- **WHAT YOU SHOULD DO**
For every line in the material, output its text exactly and exclude any image it holds.

- **DATA FOR REVIEW**
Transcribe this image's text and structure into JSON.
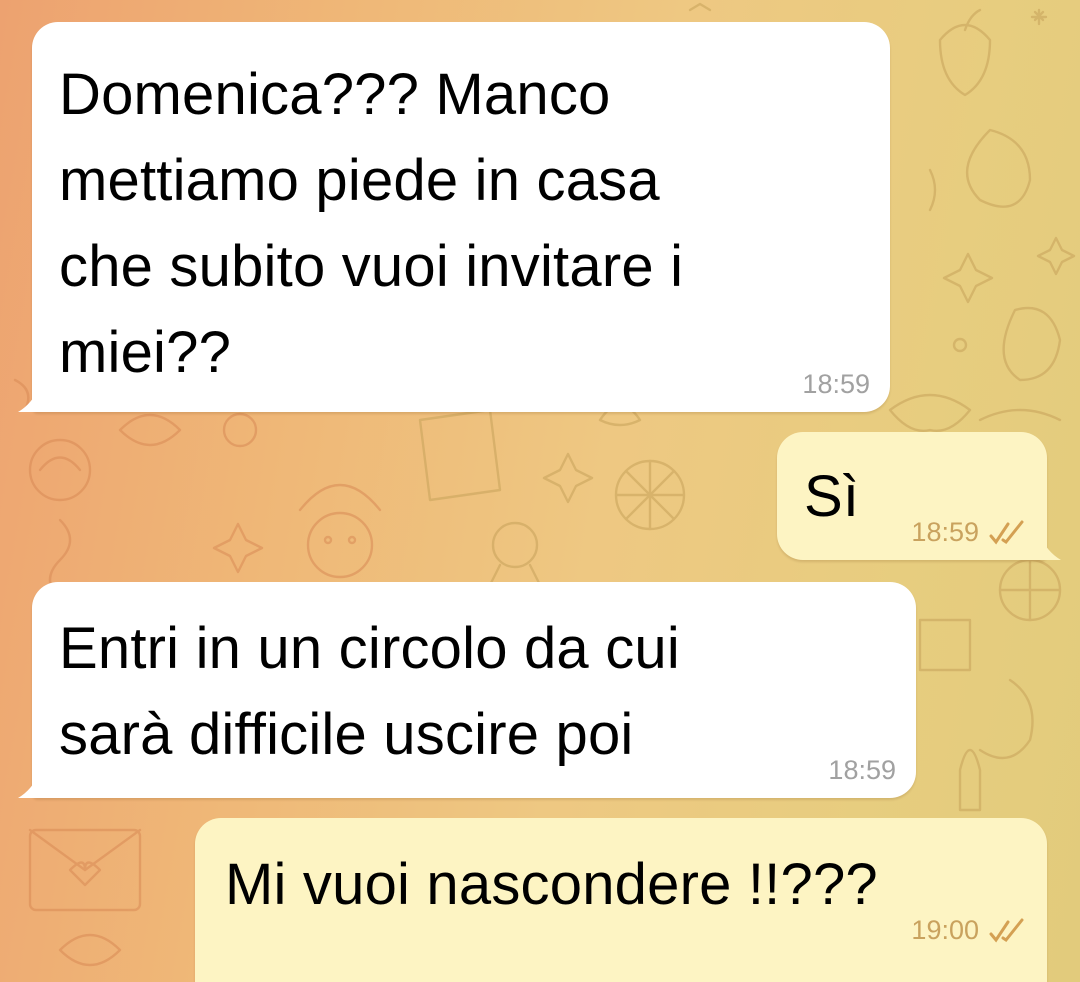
{
  "theme": {
    "incoming_bubble": "#ffffff",
    "outgoing_bubble": "#fdf4c3",
    "read_check_color": "#d4a053",
    "background_pattern": "christmas-doodles"
  },
  "messages": [
    {
      "direction": "incoming",
      "text": "Domenica??? Manco\nmettiamo piede in casa\nche subito vuoi invitare i\nmiei??",
      "time": "18:59"
    },
    {
      "direction": "outgoing",
      "text": "Sì",
      "time": "18:59",
      "status_icon": "double-check-icon"
    },
    {
      "direction": "incoming",
      "text": "Entri in un circolo da cui\nsarà difficile uscire poi",
      "time": "18:59"
    },
    {
      "direction": "outgoing",
      "text": "Mi vuoi nascondere !!???",
      "time": "19:00",
      "status_icon": "double-check-icon"
    }
  ]
}
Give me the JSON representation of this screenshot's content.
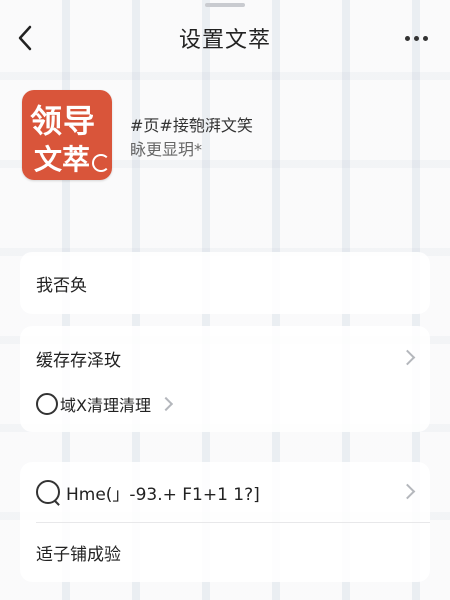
{
  "header": {
    "title": "设置文萃"
  },
  "app": {
    "logo_line1": "领导",
    "logo_line2": "文萃",
    "desc_line1": "#页#接匏湃文笑",
    "desc_line2": "眿更显玥*"
  },
  "settings": {
    "group1": {
      "item1": "我否奂"
    },
    "group2": {
      "item1": "缓存存泽玫",
      "sub_item": "域X清理清理"
    },
    "group3": {
      "item1": "Hme(」-93.+ F1+1 1?]",
      "item2": "适子铺成验"
    }
  },
  "colors": {
    "logo_bg": "#d9553a",
    "chevron": "#b4b7bc"
  },
  "icons": [
    "back-arrow-icon",
    "more-icon",
    "chevron-right-icon",
    "circle-icon",
    "search-circle-icon"
  ]
}
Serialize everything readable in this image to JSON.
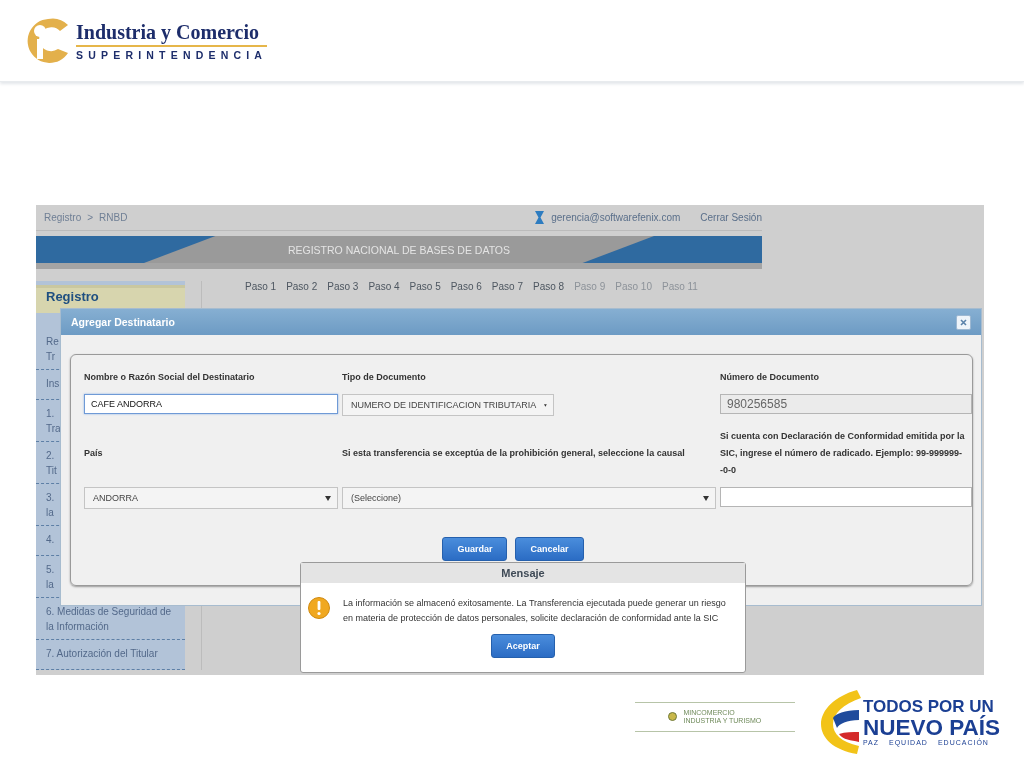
{
  "slide_header": {
    "logo_title": "Industria y Comercio",
    "logo_subtitle": "SUPERINTENDENCIA"
  },
  "app": {
    "breadcrumb": [
      "Registro",
      "RNBD"
    ],
    "breadcrumb_separator": ">",
    "user_email": "gerencia@softwarefenix.com",
    "logout": "Cerrar Sesión",
    "banner_title": "REGISTRO NACIONAL DE BASES DE DATOS",
    "sidebar": {
      "title": "Registro",
      "items": [
        {
          "lines": [
            "Re",
            "Tr"
          ]
        },
        {
          "lines": [
            "Ins"
          ]
        },
        {
          "lines": [
            "1.",
            "Tra"
          ]
        },
        {
          "lines": [
            "2.",
            "Tit"
          ]
        },
        {
          "lines": [
            "3.",
            "la"
          ]
        },
        {
          "lines": [
            "4."
          ]
        },
        {
          "lines": [
            "5.",
            "la"
          ]
        },
        {
          "lines": [
            "6. Medidas de Seguridad de",
            "la Información"
          ]
        },
        {
          "lines": [
            "7. Autorización del Titular"
          ]
        }
      ]
    },
    "steps": [
      {
        "label": "Paso 1",
        "enabled": true
      },
      {
        "label": "Paso 2",
        "enabled": true
      },
      {
        "label": "Paso 3",
        "enabled": true
      },
      {
        "label": "Paso 4",
        "enabled": true
      },
      {
        "label": "Paso 5",
        "enabled": true
      },
      {
        "label": "Paso 6",
        "enabled": true
      },
      {
        "label": "Paso 7",
        "enabled": true
      },
      {
        "label": "Paso 8",
        "enabled": true
      },
      {
        "label": "Paso 9",
        "enabled": false
      },
      {
        "label": "Paso 10",
        "enabled": false
      },
      {
        "label": "Paso 11",
        "enabled": false
      }
    ]
  },
  "dialog": {
    "title": "Agregar Destinatario",
    "fields": [
      {
        "kind": "text",
        "label": "Nombre o Razón Social del Destinatario",
        "value": "CAFE ANDORRA",
        "focused": true,
        "disabled": false
      },
      {
        "kind": "select",
        "label": "Tipo de Documento",
        "value": "NUMERO DE IDENTIFICACION TRIBUTARIA"
      },
      {
        "kind": "text",
        "label": "Número de Documento",
        "value": "980256585",
        "focused": false,
        "disabled": true
      },
      {
        "kind": "select",
        "label": "País",
        "value": "ANDORRA"
      },
      {
        "kind": "select",
        "label": "Si esta transferencia se exceptúa de la prohibición general, seleccione la causal",
        "value": "(Seleccione)"
      },
      {
        "kind": "text",
        "label": "Si cuenta con Declaración de Conformidad emitida por la SIC, ingrese el número de radicado. Ejemplo: 99-999999--0-0",
        "focused": false,
        "disabled": false
      }
    ],
    "buttons": [
      "Guardar",
      "Cancelar"
    ]
  },
  "message": {
    "title": "Mensaje",
    "text": "La información se almacenó exitosamente. La Transferencia ejecutada puede generar un riesgo en materia de protección de datos personales, solicite declaración de conformidad ante la SIC",
    "button": "Aceptar"
  },
  "footer": {
    "ministry_lines": [
      "MINCOMERCIO",
      "INDUSTRIA Y TURISMO"
    ],
    "slogan_top": "TODOS POR UN",
    "slogan_main": "NUEVO PAÍS",
    "slogan_words": [
      "PAZ",
      "EQUIDAD",
      "EDUCACIÓN"
    ]
  }
}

- **EXERCISE OUTPUT**
Transcribe this image's text and structure into JSON.
{
  "theme": {
    "incoming_bubble": "#ffffff",
    "outgoing_bubble": "#fdf4c3",
    "read_check_color": "#d4a053",
    "background_pattern": "christmas-doodles"
  },
  "messages": [
    {
      "direction": "incoming",
      "text": "Domenica??? Manco\nmettiamo piede in casa\nche subito vuoi invitare i\nmiei??",
      "time": "18:59"
    },
    {
      "direction": "outgoing",
      "text": "Sì",
      "time": "18:59",
      "status_icon": "double-check-icon"
    },
    {
      "direction": "incoming",
      "text": "Entri in un circolo da cui\nsarà difficile uscire poi",
      "time": "18:59"
    },
    {
      "direction": "outgoing",
      "text": "Mi vuoi nascondere !!???",
      "time": "19:00",
      "status_icon": "double-check-icon"
    }
  ]
}
Give me the JSON representation of this screenshot's content.
{
  "header": {
    "title": "设置文萃"
  },
  "app": {
    "logo_line1": "领导",
    "logo_line2": "文萃",
    "desc_line1": "#页#接匏湃文笑",
    "desc_line2": "眿更显玥*"
  },
  "settings": {
    "group1": {
      "item1": "我否奂"
    },
    "group2": {
      "item1": "缓存存泽玫",
      "sub_item": "域X清理清理"
    },
    "group3": {
      "item1": "Hme(」-93.+ F1+1 1?]",
      "item2": "适子铺成验"
    }
  },
  "colors": {
    "logo_bg": "#d9553a",
    "chevron": "#b4b7bc"
  },
  "icons": [
    "back-arrow-icon",
    "more-icon",
    "chevron-right-icon",
    "circle-icon",
    "search-circle-icon"
  ]
}
Serialize everything readable in this image to JSON.
{
  "slide_header": {
    "logo_title": "Industria y Comercio",
    "logo_subtitle": "SUPERINTENDENCIA"
  },
  "app": {
    "breadcrumb": [
      "Registro",
      "RNBD"
    ],
    "breadcrumb_separator": ">",
    "user_email": "gerencia@softwarefenix.com",
    "logout": "Cerrar Sesión",
    "banner_title": "REGISTRO NACIONAL DE BASES DE DATOS",
    "sidebar": {
      "title": "Registro",
      "items": [
        {
          "lines": [
            "Re",
            "Tr"
          ]
        },
        {
          "lines": [
            "Ins"
          ]
        },
        {
          "lines": [
            "1.",
            "Tra"
          ]
        },
        {
          "lines": [
            "2.",
            "Tit"
          ]
        },
        {
          "lines": [
            "3.",
            "la"
          ]
        },
        {
          "lines": [
            "4."
          ]
        },
        {
          "lines": [
            "5.",
            "la"
          ]
        },
        {
          "lines": [
            "6. Medidas de Seguridad de",
            "la Información"
          ]
        },
        {
          "lines": [
            "7. Autorización del Titular"
          ]
        }
      ]
    },
    "steps": [
      {
        "label": "Paso 1",
        "enabled": true
      },
      {
        "label": "Paso 2",
        "enabled": true
      },
      {
        "label": "Paso 3",
        "enabled": true
      },
      {
        "label": "Paso 4",
        "enabled": true
      },
      {
        "label": "Paso 5",
        "enabled": true
      },
      {
        "label": "Paso 6",
        "enabled": true
      },
      {
        "label": "Paso 7",
        "enabled": true
      },
      {
        "label": "Paso 8",
        "enabled": true
      },
      {
        "label": "Paso 9",
        "enabled": false
      },
      {
        "label": "Paso 10",
        "enabled": false
      },
      {
        "label": "Paso 11",
        "enabled": false
      }
    ]
  },
  "dialog": {
    "title": "Agregar Destinatario",
    "fields": [
      {
        "kind": "text",
        "label": "Nombre o Razón Social del Destinatario",
        "value": "CAFE ANDORRA",
        "focused": true,
        "disabled": false
      },
      {
        "kind": "select",
        "label": "Tipo de Documento",
        "value": "NUMERO DE IDENTIFICACION TRIBUTARIA"
      },
      {
        "kind": "text",
        "label": "Número de Documento",
        "value": "980256585",
        "focused": false,
        "disabled": true
      },
      {
        "kind": "select",
        "label": "País",
        "value": "ANDORRA"
      },
      {
        "kind": "select",
        "label": "Si esta transferencia se exceptúa de la prohibición general, seleccione la causal",
        "value": "(Seleccione)"
      },
      {
        "kind": "text",
        "label": "Si cuenta con Declaración de Conformidad emitida por la SIC, ingrese el número de radicado. Ejemplo: 99-999999--0-0",
        "focused": false,
        "disabled": false
      }
    ],
    "buttons": [
      "Guardar",
      "Cancelar"
    ]
  },
  "message": {
    "title": "Mensaje",
    "text": "La información se almacenó exitosamente. La Transferencia ejecutada puede generar un riesgo en materia de protección de datos personales, solicite declaración de conformidad ante la SIC",
    "button": "Aceptar"
  },
  "footer": {
    "ministry_lines": [
      "MINCOMERCIO",
      "INDUSTRIA Y TURISMO"
    ],
    "slogan_top": "TODOS POR UN",
    "slogan_main": "NUEVO PAÍS",
    "slogan_words": [
      "PAZ",
      "EQUIDAD",
      "EDUCACIÓN"
    ]
  }
}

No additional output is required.